Problem to work on: After locating the line that contains "Serialize everything readable", quote it and all lines after it through the end of the entries, and nothing more. Pictures stay out.

########################################

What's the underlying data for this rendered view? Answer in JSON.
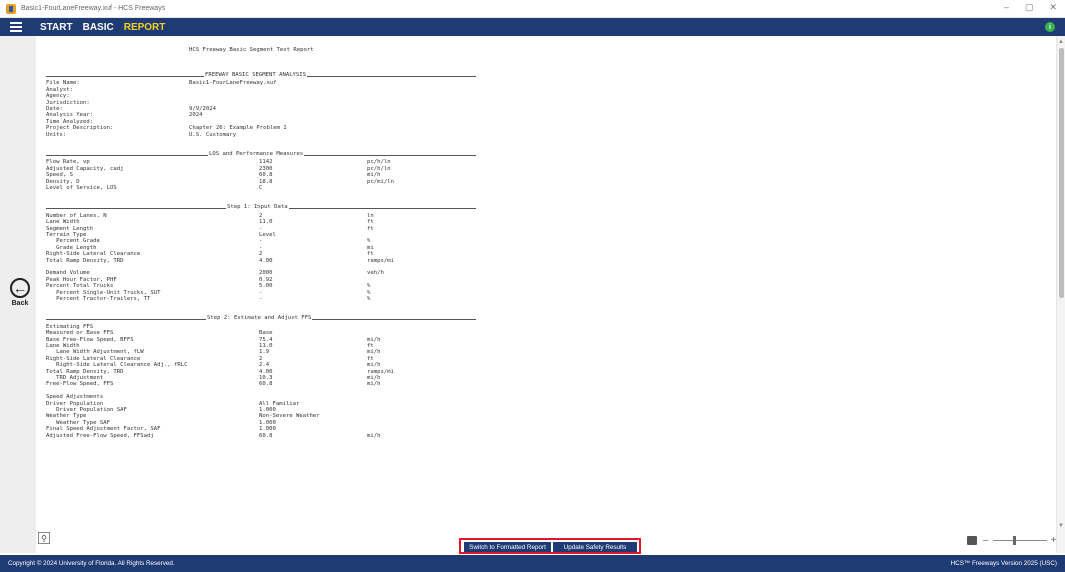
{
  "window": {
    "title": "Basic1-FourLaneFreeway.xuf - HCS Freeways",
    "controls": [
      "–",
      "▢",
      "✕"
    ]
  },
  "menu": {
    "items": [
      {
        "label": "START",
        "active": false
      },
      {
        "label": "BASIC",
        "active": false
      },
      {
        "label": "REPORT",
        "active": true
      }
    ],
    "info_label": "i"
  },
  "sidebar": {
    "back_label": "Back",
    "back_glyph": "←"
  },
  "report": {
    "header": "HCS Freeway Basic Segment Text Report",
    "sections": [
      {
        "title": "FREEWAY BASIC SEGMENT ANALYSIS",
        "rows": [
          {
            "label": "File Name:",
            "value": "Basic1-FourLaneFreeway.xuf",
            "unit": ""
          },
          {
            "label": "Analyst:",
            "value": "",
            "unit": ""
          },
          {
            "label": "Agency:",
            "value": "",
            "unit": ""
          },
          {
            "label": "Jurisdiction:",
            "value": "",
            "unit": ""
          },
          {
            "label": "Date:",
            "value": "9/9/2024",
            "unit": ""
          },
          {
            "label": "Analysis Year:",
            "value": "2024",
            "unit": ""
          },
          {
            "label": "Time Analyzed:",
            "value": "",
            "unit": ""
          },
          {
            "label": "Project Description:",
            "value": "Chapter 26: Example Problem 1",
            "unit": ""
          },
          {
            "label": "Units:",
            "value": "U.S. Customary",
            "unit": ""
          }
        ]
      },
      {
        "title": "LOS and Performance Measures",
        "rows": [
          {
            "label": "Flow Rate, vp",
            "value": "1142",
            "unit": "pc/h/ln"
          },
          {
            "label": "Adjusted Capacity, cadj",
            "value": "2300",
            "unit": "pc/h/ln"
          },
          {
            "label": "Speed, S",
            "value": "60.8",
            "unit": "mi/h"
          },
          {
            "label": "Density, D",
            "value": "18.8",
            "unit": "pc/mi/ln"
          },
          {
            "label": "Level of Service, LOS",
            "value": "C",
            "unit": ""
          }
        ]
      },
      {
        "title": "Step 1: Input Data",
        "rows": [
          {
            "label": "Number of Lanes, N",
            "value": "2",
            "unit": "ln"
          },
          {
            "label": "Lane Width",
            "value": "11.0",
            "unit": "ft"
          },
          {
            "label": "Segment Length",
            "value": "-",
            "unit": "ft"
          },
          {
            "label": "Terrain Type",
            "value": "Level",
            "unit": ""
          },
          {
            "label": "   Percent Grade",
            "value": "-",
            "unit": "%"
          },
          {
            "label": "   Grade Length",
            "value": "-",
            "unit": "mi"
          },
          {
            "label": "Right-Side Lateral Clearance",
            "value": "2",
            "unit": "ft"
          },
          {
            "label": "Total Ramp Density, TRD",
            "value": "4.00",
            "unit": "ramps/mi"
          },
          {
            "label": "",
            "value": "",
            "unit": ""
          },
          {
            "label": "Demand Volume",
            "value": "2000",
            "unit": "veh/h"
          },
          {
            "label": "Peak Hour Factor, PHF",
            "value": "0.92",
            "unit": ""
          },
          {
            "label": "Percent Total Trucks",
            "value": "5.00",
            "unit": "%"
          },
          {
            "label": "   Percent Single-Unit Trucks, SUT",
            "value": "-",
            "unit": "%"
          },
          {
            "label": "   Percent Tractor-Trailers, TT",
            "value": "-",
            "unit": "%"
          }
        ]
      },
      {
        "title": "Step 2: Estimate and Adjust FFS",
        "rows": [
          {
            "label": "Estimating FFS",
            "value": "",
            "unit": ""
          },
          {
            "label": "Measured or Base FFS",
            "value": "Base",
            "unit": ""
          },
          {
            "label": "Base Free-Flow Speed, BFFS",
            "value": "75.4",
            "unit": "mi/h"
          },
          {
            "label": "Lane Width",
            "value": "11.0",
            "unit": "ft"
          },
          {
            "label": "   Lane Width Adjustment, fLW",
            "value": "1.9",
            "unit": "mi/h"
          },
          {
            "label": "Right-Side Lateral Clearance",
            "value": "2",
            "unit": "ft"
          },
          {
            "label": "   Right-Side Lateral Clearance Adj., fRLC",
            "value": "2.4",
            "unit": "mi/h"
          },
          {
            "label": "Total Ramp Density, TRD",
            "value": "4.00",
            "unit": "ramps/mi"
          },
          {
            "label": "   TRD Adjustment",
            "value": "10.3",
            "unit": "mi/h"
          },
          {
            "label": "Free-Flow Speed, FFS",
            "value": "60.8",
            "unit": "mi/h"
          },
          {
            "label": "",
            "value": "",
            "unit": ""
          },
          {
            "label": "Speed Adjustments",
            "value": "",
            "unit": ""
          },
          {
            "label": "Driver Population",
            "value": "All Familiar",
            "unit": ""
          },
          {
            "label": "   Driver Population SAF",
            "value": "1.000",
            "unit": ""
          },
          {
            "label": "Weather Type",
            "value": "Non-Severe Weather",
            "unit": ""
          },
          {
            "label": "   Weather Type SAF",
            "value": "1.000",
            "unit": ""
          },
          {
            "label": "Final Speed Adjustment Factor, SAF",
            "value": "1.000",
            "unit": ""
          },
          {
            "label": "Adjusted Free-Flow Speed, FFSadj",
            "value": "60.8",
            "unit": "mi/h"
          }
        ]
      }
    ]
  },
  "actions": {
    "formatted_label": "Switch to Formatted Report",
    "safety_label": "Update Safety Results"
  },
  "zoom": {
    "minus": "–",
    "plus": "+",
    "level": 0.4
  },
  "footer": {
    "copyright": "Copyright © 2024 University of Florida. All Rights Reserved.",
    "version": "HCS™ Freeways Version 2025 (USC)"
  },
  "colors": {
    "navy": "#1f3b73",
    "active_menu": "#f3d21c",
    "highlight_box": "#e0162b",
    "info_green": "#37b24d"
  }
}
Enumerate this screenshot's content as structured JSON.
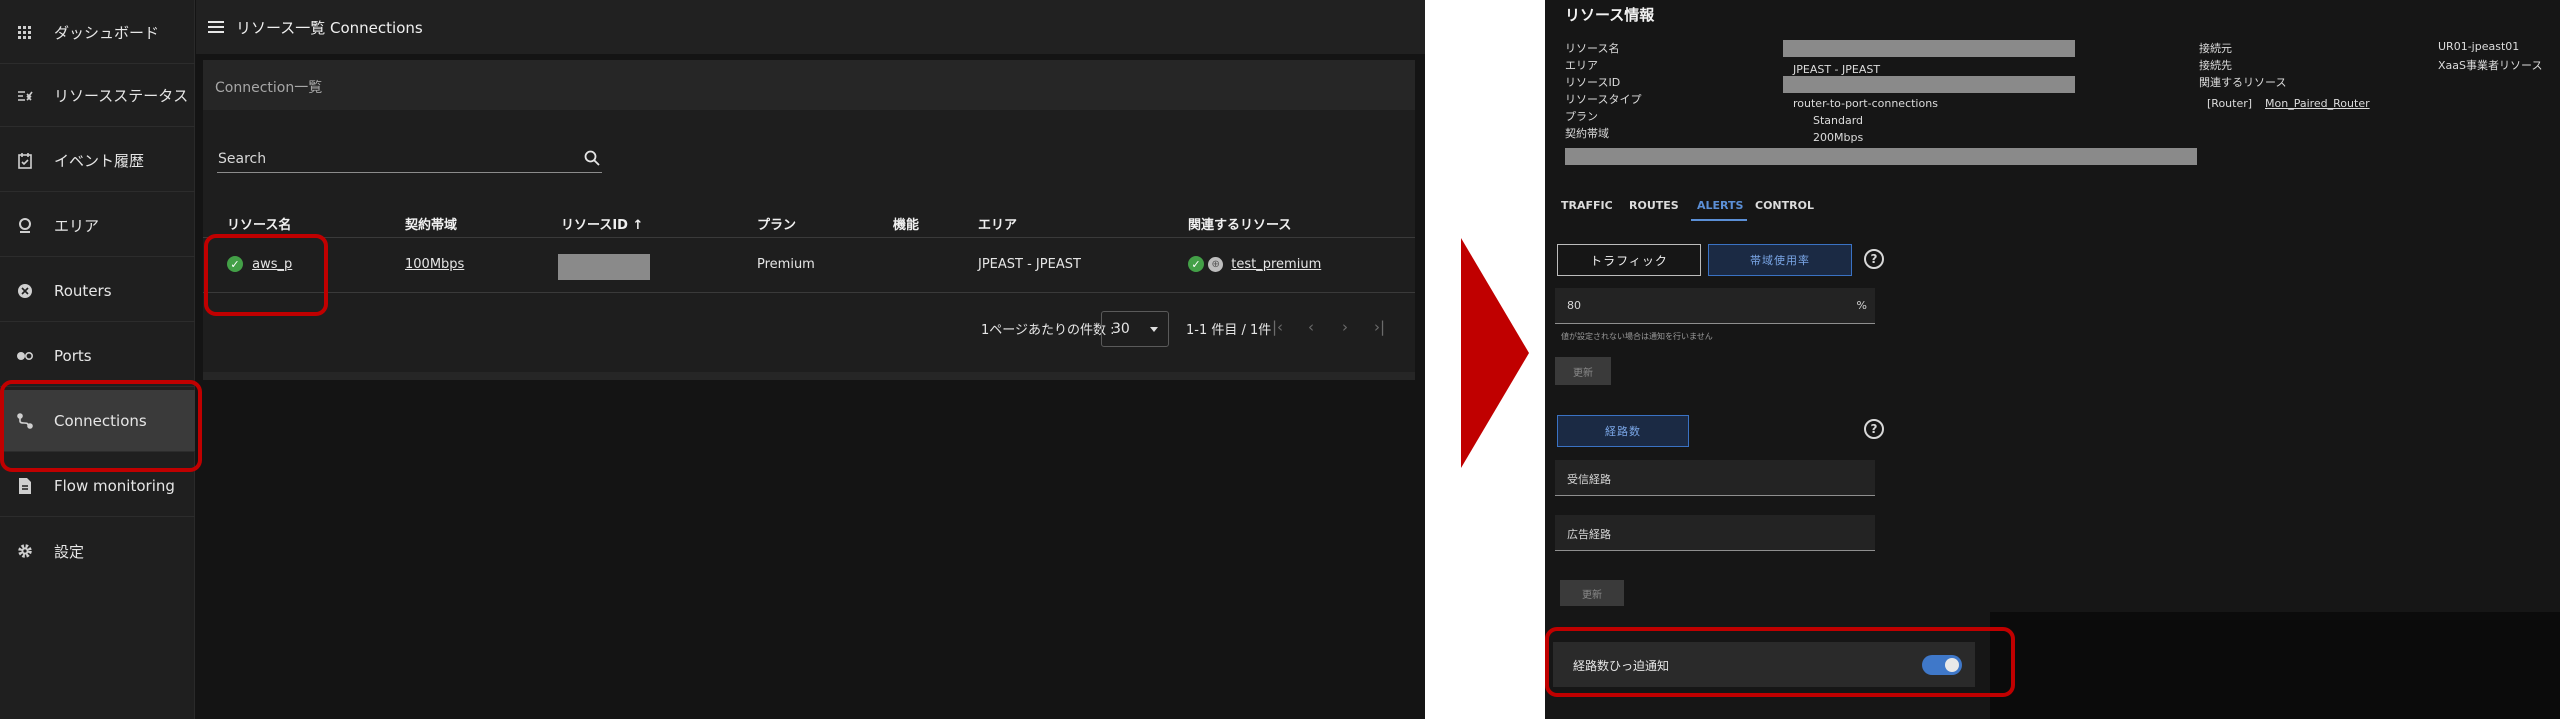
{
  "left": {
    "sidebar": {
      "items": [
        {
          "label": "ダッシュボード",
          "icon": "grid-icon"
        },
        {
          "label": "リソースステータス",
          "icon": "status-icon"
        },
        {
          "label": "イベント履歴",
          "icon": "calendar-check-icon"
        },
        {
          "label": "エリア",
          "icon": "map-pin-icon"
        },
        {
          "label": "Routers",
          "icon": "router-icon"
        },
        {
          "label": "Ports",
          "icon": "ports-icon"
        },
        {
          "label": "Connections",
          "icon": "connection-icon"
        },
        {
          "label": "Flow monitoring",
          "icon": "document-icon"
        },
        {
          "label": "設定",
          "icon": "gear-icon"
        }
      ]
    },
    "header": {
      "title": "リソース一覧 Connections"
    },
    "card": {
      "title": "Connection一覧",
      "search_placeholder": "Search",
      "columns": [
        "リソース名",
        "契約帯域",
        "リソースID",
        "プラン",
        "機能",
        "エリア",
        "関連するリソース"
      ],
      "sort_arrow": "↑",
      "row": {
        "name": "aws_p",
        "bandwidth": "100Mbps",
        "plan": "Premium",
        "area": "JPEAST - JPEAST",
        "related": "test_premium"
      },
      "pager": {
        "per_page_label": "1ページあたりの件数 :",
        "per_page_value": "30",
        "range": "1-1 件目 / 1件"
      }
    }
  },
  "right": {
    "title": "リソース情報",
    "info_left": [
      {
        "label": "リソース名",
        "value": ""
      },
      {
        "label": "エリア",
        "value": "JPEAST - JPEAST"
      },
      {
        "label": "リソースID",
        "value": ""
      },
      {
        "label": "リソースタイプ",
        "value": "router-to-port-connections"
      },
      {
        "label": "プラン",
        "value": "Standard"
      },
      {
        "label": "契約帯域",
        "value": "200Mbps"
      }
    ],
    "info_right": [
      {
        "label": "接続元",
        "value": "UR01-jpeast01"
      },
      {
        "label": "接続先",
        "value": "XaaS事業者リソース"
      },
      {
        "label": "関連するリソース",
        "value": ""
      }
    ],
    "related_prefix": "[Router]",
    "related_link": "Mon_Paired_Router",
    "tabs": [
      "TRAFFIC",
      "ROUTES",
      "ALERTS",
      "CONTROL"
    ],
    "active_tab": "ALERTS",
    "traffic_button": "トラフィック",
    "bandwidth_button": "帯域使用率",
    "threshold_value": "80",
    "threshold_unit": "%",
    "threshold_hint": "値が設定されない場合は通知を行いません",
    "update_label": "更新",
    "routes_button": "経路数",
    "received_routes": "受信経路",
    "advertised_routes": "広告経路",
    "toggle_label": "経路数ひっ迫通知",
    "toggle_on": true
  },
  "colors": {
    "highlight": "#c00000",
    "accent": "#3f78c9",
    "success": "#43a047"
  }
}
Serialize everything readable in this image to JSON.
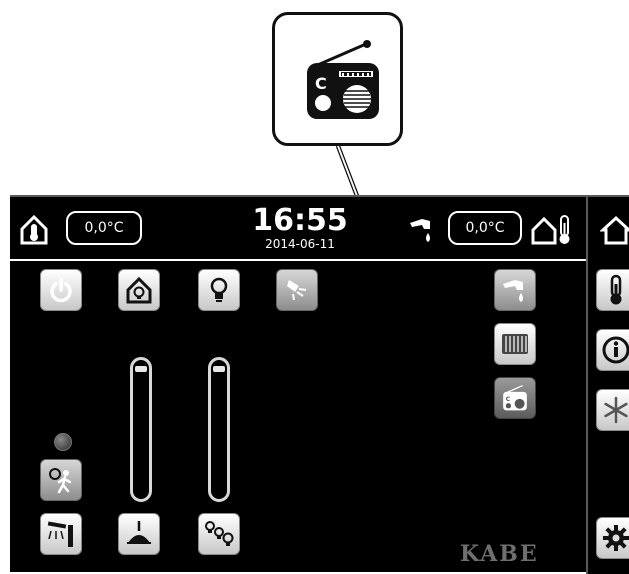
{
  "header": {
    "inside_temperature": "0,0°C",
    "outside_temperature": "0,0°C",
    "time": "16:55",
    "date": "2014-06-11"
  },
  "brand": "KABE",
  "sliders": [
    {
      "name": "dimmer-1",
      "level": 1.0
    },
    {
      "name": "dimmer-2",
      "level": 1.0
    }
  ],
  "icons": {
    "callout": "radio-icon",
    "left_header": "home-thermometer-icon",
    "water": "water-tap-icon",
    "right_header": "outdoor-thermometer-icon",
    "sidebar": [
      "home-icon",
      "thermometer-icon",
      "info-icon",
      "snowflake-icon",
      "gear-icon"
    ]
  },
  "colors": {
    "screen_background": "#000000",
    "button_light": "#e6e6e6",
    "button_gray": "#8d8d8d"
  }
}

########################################

Result:
Serialize everything readable in this image to JSON.
{
  "header": {
    "inside_temperature": "0,0°C",
    "outside_temperature": "0,0°C",
    "time": "16:55",
    "date": "2014-06-11"
  },
  "brand": "KABE",
  "sliders": [
    {
      "name": "dimmer-1",
      "level": 1.0
    },
    {
      "name": "dimmer-2",
      "level": 1.0
    }
  ],
  "icons": {
    "callout": "radio-icon",
    "left_header": "home-thermometer-icon",
    "water": "water-tap-icon",
    "right_header": "outdoor-thermometer-icon",
    "sidebar": [
      "home-icon",
      "thermometer-icon",
      "info-icon",
      "snowflake-icon",
      "gear-icon"
    ]
  },
  "colors": {
    "screen_background": "#000000",
    "button_light": "#e6e6e6",
    "button_gray": "#8d8d8d"
  }
}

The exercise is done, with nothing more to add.